Stored items:
=======

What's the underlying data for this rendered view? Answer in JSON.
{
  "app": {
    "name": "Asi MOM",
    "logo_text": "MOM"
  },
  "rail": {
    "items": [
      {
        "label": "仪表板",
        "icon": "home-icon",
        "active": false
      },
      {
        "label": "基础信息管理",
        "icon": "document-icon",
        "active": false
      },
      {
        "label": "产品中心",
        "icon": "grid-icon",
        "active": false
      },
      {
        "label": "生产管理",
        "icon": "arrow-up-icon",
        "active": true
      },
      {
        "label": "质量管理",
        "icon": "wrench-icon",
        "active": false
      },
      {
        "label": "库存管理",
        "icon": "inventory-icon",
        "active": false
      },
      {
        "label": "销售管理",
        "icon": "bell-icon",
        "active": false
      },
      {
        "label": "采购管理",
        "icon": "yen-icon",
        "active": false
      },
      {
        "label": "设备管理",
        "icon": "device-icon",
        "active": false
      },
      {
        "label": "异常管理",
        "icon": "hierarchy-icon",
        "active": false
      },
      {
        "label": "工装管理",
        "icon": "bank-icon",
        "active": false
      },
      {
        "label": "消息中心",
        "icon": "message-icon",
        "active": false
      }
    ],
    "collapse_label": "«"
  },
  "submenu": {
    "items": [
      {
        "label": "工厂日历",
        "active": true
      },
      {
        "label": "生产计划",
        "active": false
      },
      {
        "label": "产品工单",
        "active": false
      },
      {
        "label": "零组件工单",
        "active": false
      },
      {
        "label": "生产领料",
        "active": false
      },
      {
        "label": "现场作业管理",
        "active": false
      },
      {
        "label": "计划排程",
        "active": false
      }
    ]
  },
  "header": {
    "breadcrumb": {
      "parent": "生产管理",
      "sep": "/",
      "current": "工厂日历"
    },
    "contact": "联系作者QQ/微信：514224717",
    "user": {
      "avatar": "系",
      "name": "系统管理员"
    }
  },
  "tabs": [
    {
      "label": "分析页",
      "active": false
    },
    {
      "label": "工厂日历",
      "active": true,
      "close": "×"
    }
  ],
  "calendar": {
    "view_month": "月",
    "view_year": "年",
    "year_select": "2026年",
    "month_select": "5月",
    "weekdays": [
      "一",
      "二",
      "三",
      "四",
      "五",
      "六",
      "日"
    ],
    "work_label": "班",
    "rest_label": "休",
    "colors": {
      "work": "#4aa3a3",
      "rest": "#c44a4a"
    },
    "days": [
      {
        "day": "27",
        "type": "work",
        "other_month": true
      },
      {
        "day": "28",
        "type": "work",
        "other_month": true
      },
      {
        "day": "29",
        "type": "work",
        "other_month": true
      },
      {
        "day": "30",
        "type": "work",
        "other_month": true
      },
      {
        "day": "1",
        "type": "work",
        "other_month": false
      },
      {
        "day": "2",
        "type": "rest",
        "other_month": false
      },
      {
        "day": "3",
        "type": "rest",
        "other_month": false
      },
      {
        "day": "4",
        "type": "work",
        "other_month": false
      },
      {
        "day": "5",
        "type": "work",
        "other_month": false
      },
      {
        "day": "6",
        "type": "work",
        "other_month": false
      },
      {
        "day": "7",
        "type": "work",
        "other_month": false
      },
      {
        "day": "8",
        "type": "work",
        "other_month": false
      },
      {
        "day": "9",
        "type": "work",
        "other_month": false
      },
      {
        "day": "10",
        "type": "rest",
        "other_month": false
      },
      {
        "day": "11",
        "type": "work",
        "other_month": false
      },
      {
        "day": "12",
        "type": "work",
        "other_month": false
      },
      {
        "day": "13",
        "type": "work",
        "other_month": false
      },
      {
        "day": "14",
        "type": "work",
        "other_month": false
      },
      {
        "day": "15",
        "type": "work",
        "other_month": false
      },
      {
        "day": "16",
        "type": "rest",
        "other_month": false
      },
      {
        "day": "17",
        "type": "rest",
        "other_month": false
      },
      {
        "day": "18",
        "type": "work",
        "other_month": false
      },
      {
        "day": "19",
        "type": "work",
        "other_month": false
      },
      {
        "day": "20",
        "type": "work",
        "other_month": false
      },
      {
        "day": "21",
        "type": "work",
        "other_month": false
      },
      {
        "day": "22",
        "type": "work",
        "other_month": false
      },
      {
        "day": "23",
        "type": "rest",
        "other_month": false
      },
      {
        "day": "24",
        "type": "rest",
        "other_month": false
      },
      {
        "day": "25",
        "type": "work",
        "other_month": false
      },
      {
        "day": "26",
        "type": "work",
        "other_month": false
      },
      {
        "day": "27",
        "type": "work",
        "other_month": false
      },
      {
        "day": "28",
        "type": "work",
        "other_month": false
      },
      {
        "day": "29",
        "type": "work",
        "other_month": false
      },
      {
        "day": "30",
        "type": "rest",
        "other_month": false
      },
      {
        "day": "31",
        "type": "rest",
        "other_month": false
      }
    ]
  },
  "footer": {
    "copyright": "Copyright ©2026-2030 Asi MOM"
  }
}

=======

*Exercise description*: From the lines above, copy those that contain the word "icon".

*The answer*:
        "icon": "home-icon",
        "icon": "document-icon",
        "icon": "grid-icon",
        "icon": "arrow-up-icon",
        "icon": "wrench-icon",
        "icon": "inventory-icon",
        "icon": "bell-icon",
        "icon": "yen-icon",
        "icon": "device-icon",
        "icon": "hierarchy-icon",
        "icon": "bank-icon",
        "icon": "message-icon",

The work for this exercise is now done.